III. Mutual consent
Contracts of employment for definite and indefinite periods may be terminated by mutual consent, in which case no notice is required. However, case law has established certain strict requirements with respect to the validity of the termination of a contract of employment by mutual consent since this often has detrimental consequences for the employee (for example, loss of entitlement to unemployment benefits).
If an urgent cause exists, an employer may summarily dismiss an employee. In such a case, the contract of employment is not terminated by notice and consequently the provisions which apply to termination by notice do not have to be observed. An urgent cause is a circumstance or set of circumstances which are such that the employer cannot in all reasonableness be expected to allow the contract to continue. An urgent cause may exist, inter alia, if an employee is guilty of theft or embezzlement or divulges confidential information.
In reality, however, whether an urgent cause actually exists will depend on the specific circumstances of the case. It goes without saying that an urgent cause for summary dismissal will only exist very rarely. If an employer is hesitant in effecting a summary dismissal, it will be void regardless of whether an urgent cause did actually exist.
If an employee who has been summarily dismissed wishes to contest the existence of an urgent cause, he may, in principle, take two courses of action. He may claim that the termination was void since no UWV WERKbedrijf permit was obtained or he may acquiesce in the termination but seek to recover damages on the grounds that it was unlawful. These damages are limited to the amount of salary which the employee would have received during the notice period had it been properly observed, or to the actual damages directly resulting from the dismissal. In most cases, the employee claims that the termination was void, especially if he has become unemployed as a result. If the contract of employment contains a non-competition clause, however, the employee may prefer to recover damages, since, as a consequence of this liability, the employer is precluded from invoking such a clause.
Both employers and employees may request that the court rescind a contract of employment on the grounds of “serious cause”. A serious cause will be deemed to exist if either: I. the circumstances are such that they would have amounted to an “urgent cause” for summary dismissal if the contract had been terminated instantly; or II. there is a change of circumstances of such a nature that the contract should in all reasonableness be terminated instantly or on short notice.
The party against whom the request for rescission is directed, generally the employee, may submit a defence. If the court deems that serious cause does indeed exist, it will rescind the contract. If rescission is granted on the basis of serious cause due to a change in circumstances, the court may award one of the parties, generally the employee, compensation in an amount which it deems reasonable under the circumstances.
Compensation is generally calculated according to the following formula: A x B x C.

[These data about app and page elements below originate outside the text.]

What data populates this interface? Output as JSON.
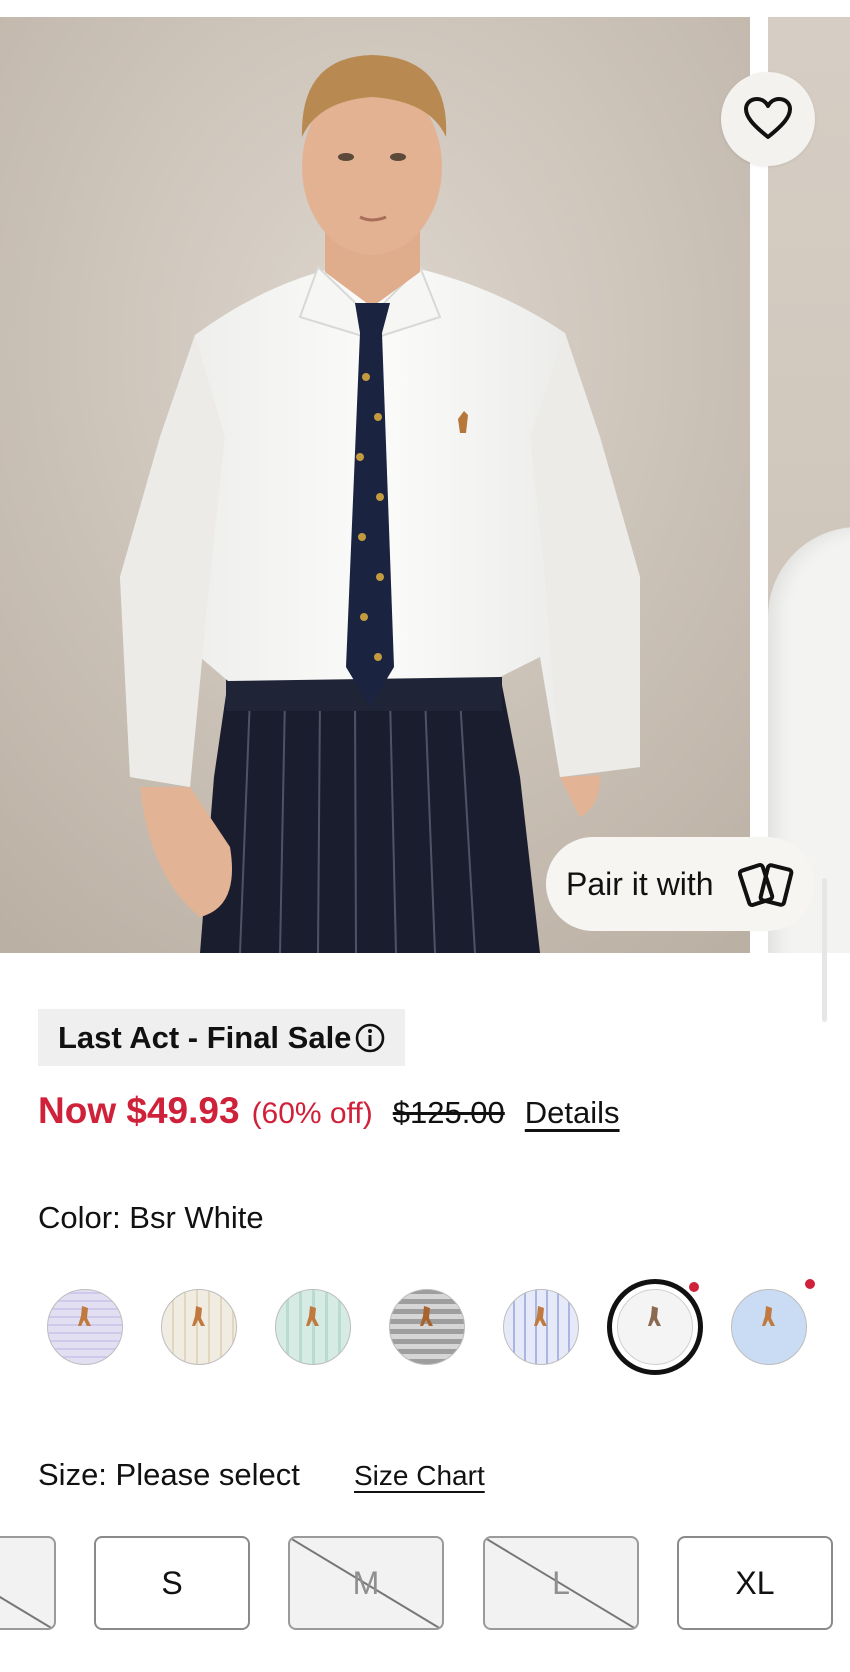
{
  "product": {
    "badge": "Last Act - Final Sale",
    "price_now": "Now $49.93",
    "discount": "(60% off)",
    "price_original": "$125.00",
    "details_link": "Details",
    "color_label": "Color: Bsr White",
    "size_label": "Size: Please select",
    "size_chart_link": "Size Chart",
    "pair_label": "Pair it with",
    "accent_color": "#d0213a"
  },
  "swatches": [
    {
      "name": "lavender check"
    },
    {
      "name": "tan check"
    },
    {
      "name": "mint check"
    },
    {
      "name": "gray gingham"
    },
    {
      "name": "blue plaid"
    },
    {
      "name": "white",
      "selected": true,
      "dot": true
    },
    {
      "name": "light blue",
      "dot": true
    }
  ],
  "sizes": [
    {
      "label": "",
      "available": false
    },
    {
      "label": "S",
      "available": true
    },
    {
      "label": "M",
      "available": false
    },
    {
      "label": "L",
      "available": false
    },
    {
      "label": "XL",
      "available": true
    }
  ]
}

For the purpose of this formula: A is equal to the employee’s years of service. Years of service before the age of 35 count for 0,5 years of service; between the ages of 35 and 45 count for 1, years of service between the ages of 45 and 55 count for 1,5 and years of service after the employee has reached the age of 55 count for 2;

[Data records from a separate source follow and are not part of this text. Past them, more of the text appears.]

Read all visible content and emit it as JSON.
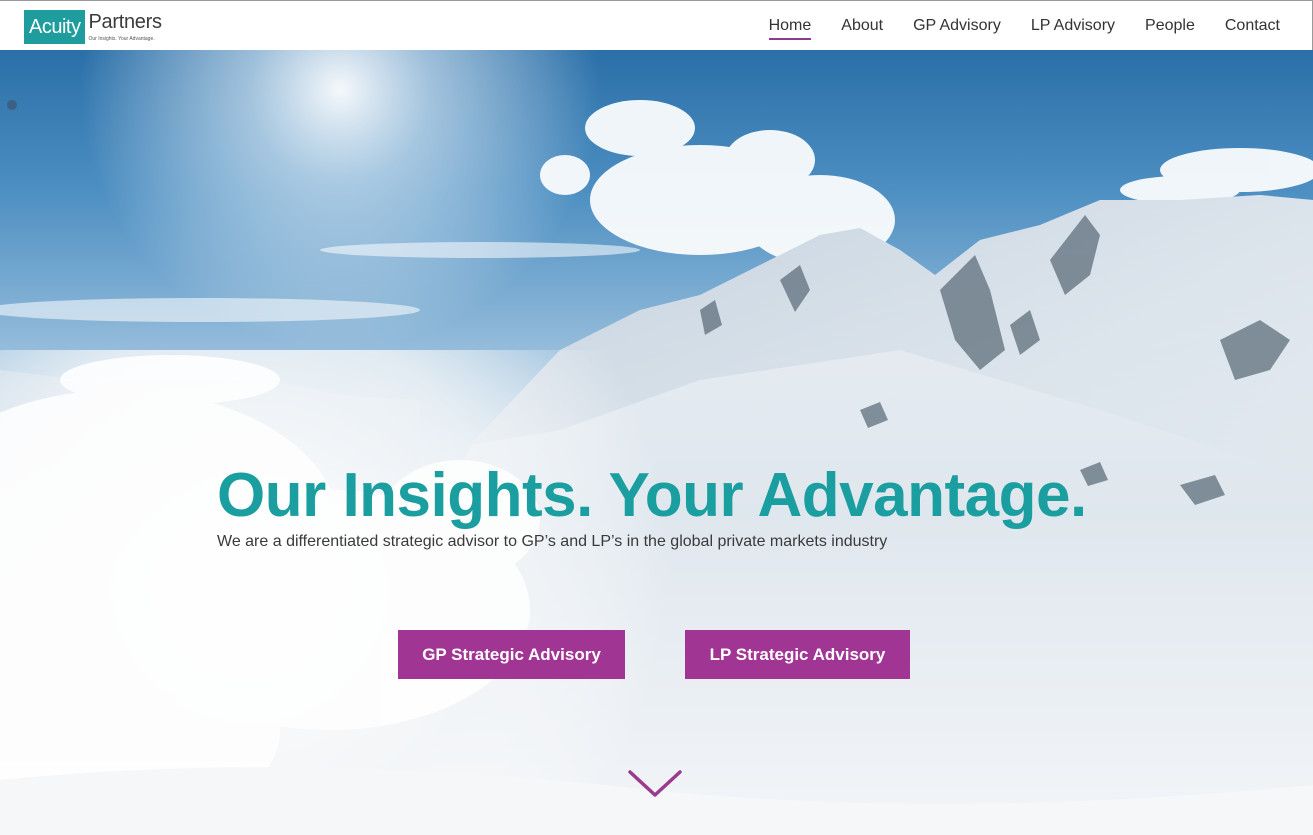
{
  "header": {
    "logo": {
      "box_text": "Acuity",
      "word": "Partners",
      "tagline": "Our Insights. Your Advantage."
    },
    "nav": [
      {
        "label": "Home",
        "active": true
      },
      {
        "label": "About",
        "active": false
      },
      {
        "label": "GP Advisory",
        "active": false
      },
      {
        "label": "LP Advisory",
        "active": false
      },
      {
        "label": "People",
        "active": false
      },
      {
        "label": "Contact",
        "active": false
      }
    ]
  },
  "hero": {
    "headline": "Our Insights. Your Advantage.",
    "subline": "We are a differentiated strategic advisor to GP’s and LP’s in the global private markets industry",
    "buttons": {
      "gp": "GP Strategic Advisory",
      "lp": "LP Strategic Advisory"
    },
    "scroll_icon": "chevron-down-icon"
  },
  "colors": {
    "brand_teal": "#1a9ea0",
    "button_purple": "#a13594",
    "nav_underline": "#8e3a8f",
    "chevron": "#9b3a8e"
  }
}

B is equal to the employee’s salary, including his holiday allowance, and, depending on the circumstances, other benefits such as a bonus;

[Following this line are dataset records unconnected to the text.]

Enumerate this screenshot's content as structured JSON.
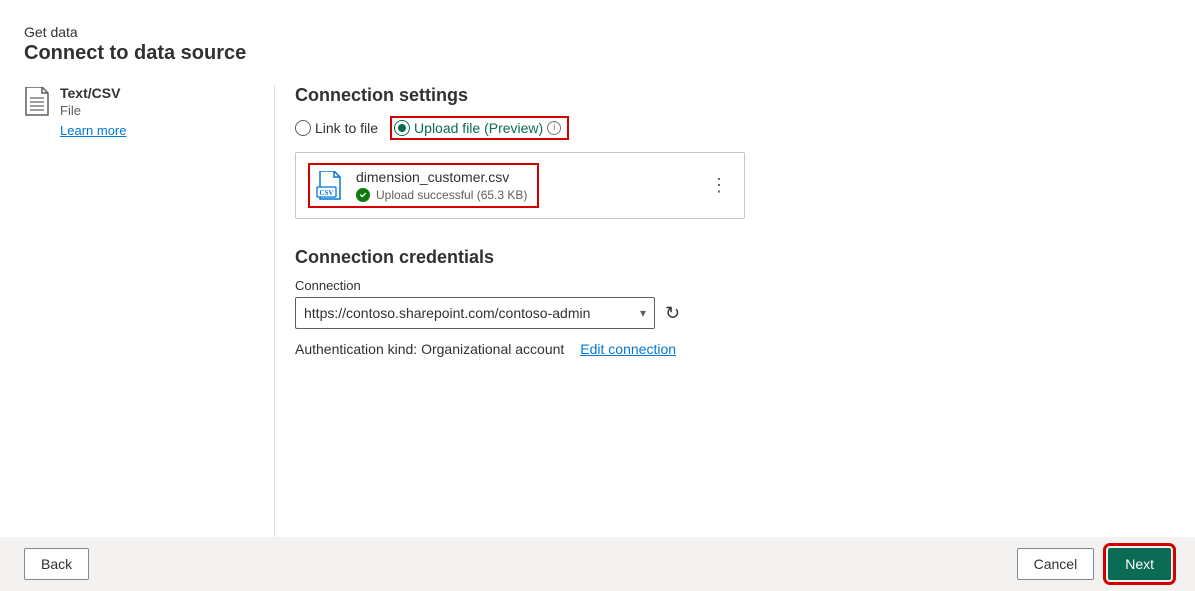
{
  "header": {
    "breadcrumb": "Get data",
    "title": "Connect to data source"
  },
  "sidebar": {
    "connector_title": "Text/CSV",
    "connector_subtitle": "File",
    "learn_more": "Learn more"
  },
  "settings": {
    "section_title": "Connection settings",
    "radio_link_label": "Link to file",
    "radio_upload_label": "Upload file (Preview)",
    "file": {
      "name": "dimension_customer.csv",
      "status": "Upload successful (65.3 KB)"
    }
  },
  "credentials": {
    "section_title": "Connection credentials",
    "connection_label": "Connection",
    "connection_value": "https://contoso.sharepoint.com/contoso-admin",
    "auth_kind_label": "Authentication kind: Organizational account",
    "edit_link": "Edit connection"
  },
  "footer": {
    "back": "Back",
    "cancel": "Cancel",
    "next": "Next"
  }
}
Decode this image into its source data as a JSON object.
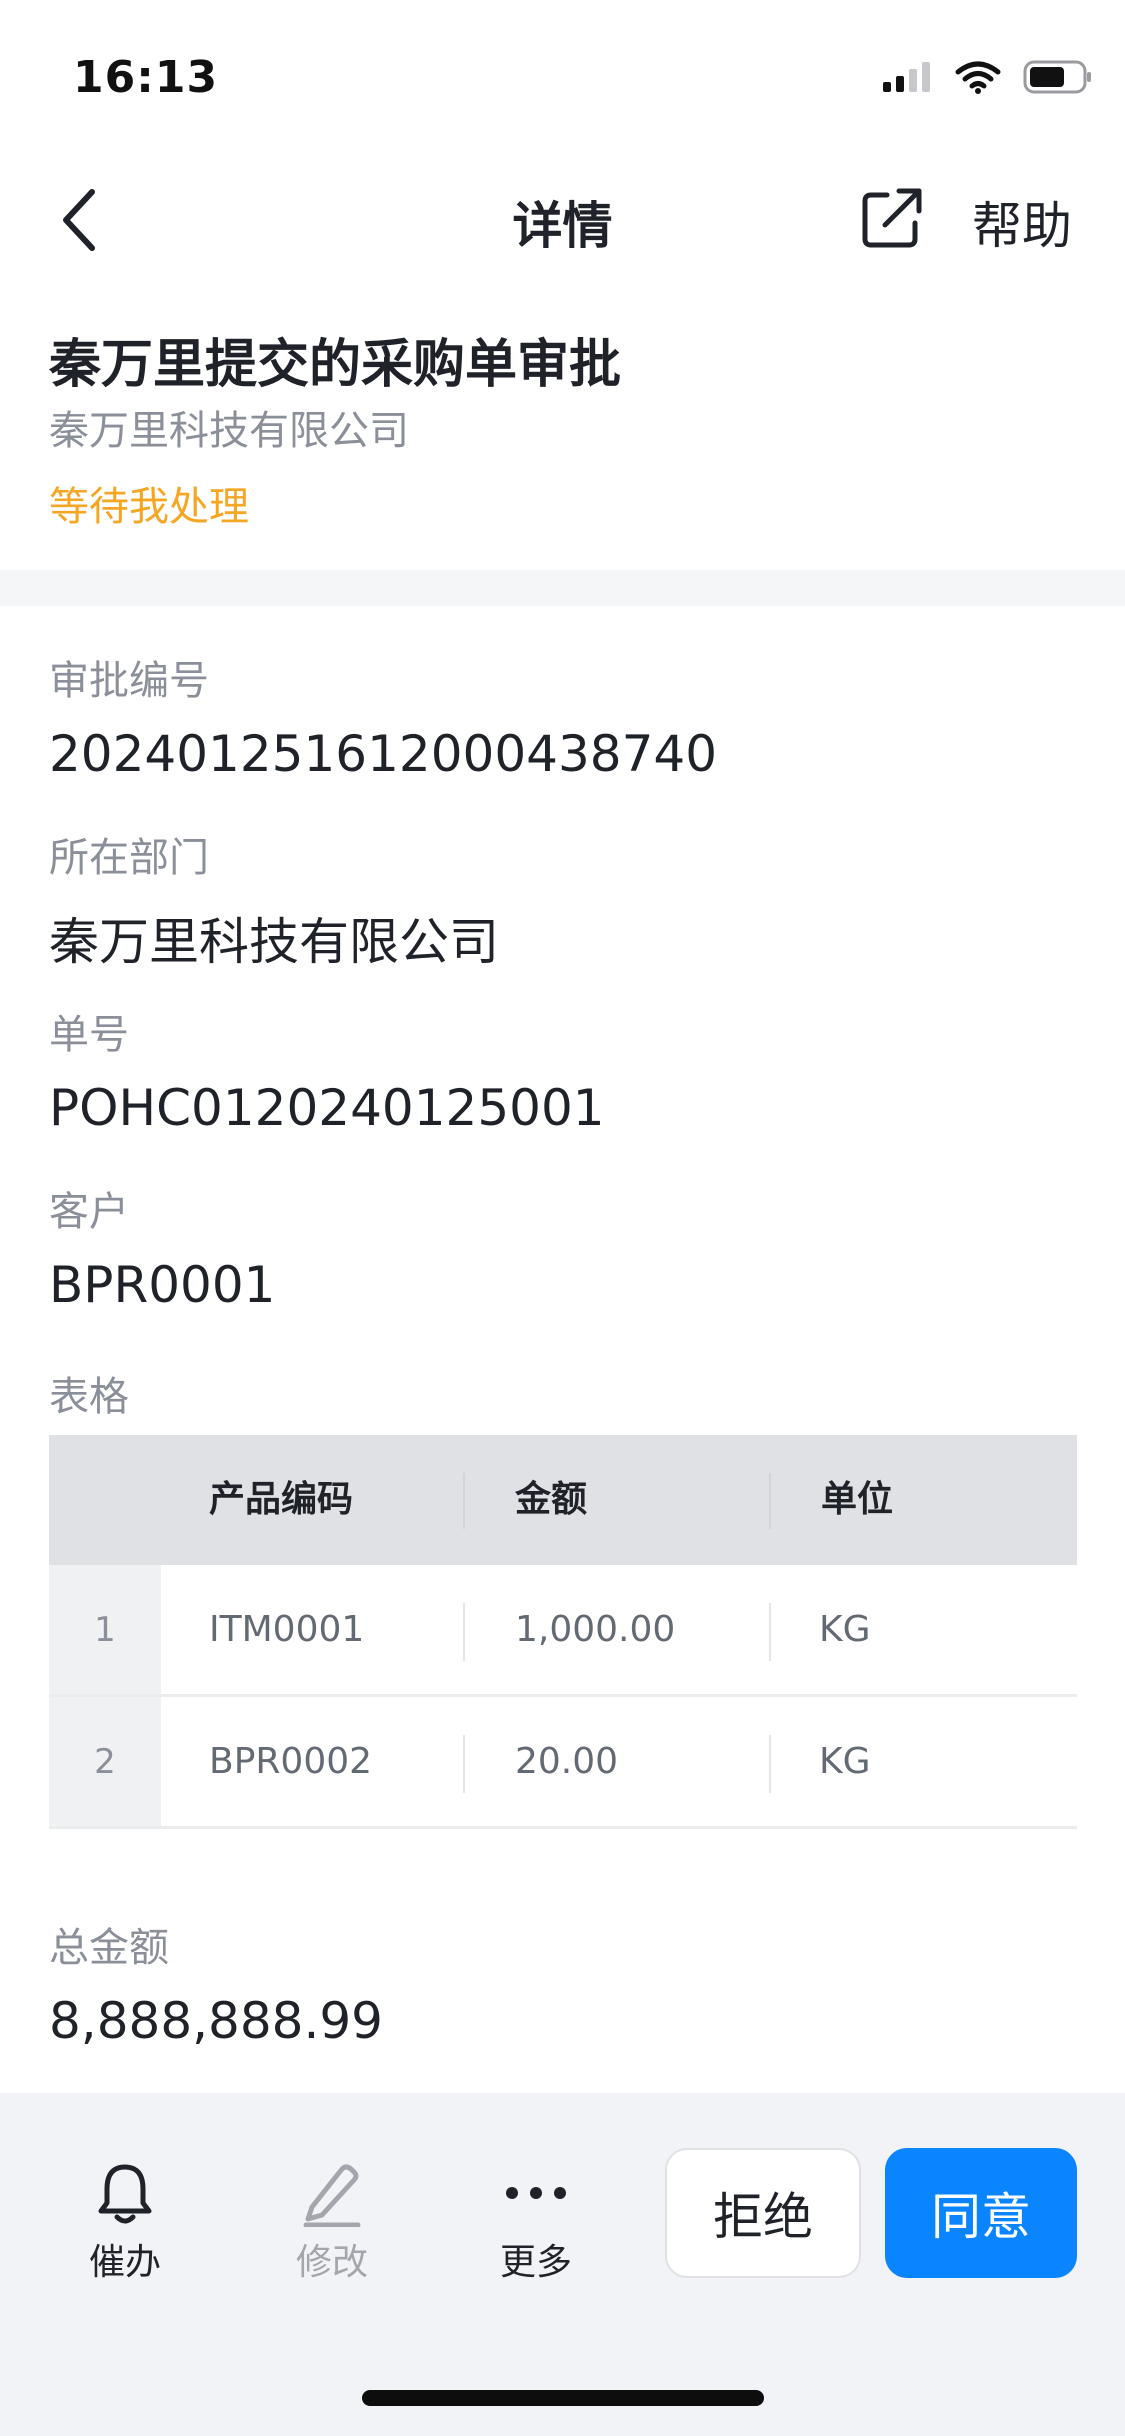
{
  "status_bar": {
    "time": "16:13"
  },
  "nav": {
    "title": "详情",
    "help_label": "帮助"
  },
  "header": {
    "title": "秦万里提交的采购单审批",
    "company": "秦万里科技有限公司",
    "status": "等待我处理"
  },
  "fields": [
    {
      "label": "审批编号",
      "value": "202401251612000438740"
    },
    {
      "label": "所在部门",
      "value": "秦万里科技有限公司"
    },
    {
      "label": "单号",
      "value": "POHC0120240125001"
    },
    {
      "label": "客户",
      "value": "BPR0001"
    }
  ],
  "table": {
    "label": "表格",
    "headers": [
      "产品编码",
      "金额",
      "单位"
    ],
    "rows": [
      {
        "index": "1",
        "code": "ITM0001",
        "amount": "1,000.00",
        "unit": "KG"
      },
      {
        "index": "2",
        "code": "BPR0002",
        "amount": "20.00",
        "unit": "KG"
      }
    ]
  },
  "total": {
    "label": "总金额",
    "value": "8,888,888.99"
  },
  "bottom_bar": {
    "urge_label": "催办",
    "edit_label": "修改",
    "more_label": "更多",
    "reject_label": "拒绝",
    "approve_label": "同意"
  },
  "colors": {
    "status_pending": "#f5a623",
    "primary": "#0a84ff",
    "secondary_text": "#8a8f99"
  },
  "icons": {
    "back": "chevron-left-icon",
    "share": "share-icon",
    "urge": "bell-icon",
    "edit": "pencil-icon",
    "more": "ellipsis-icon"
  }
}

C is the correction factor, which in most cases will be set at 1. Depending on the circumstances – who is at fault and to what degree C may be adjusted upwards or downwards.
If an employer who has requested rescission is not willing to pay the amount of compensation which he has been ordered to pay to the employee, the court will grant him a certain number of days within which to withdraw his request. Conversely, an employee may withdraw his request for rescission if he deems the compensation awarded by the court to be too low. If a request is withdrawn, the contract of employment will not be rescinded but will continue.
If it is not withdrawn, however, the contract will be definitively rescinded and there will be an obligation to pay compensation in the amount awarded by the court. Appeal from the court’s decision is not possible, except in the rare event that a fundamental legal principle has been violated in such a manner that the matter cannot have been handled fairly and impartially.
If a contract of employment is terminated unilaterally by the employer, even if an UWV WERKbedrijf permit has been obtained and the proper notice period observed, the employee may file a legal action alleging that the termination was “obviously unreasonable”. Termination will be deemed obviously unreasonable if either no reason, a mere pretext, or a false reason is given, or if the hardship endured by the employee is disproportionate to the employer’s interests.
In such an event, the employee may claim reinstatement or compensation in an amount to be determined by the court. This compensation differs from that which is paid when a contract of employment is rescinded. It is not determined in accordance with the formula mentioned before under V.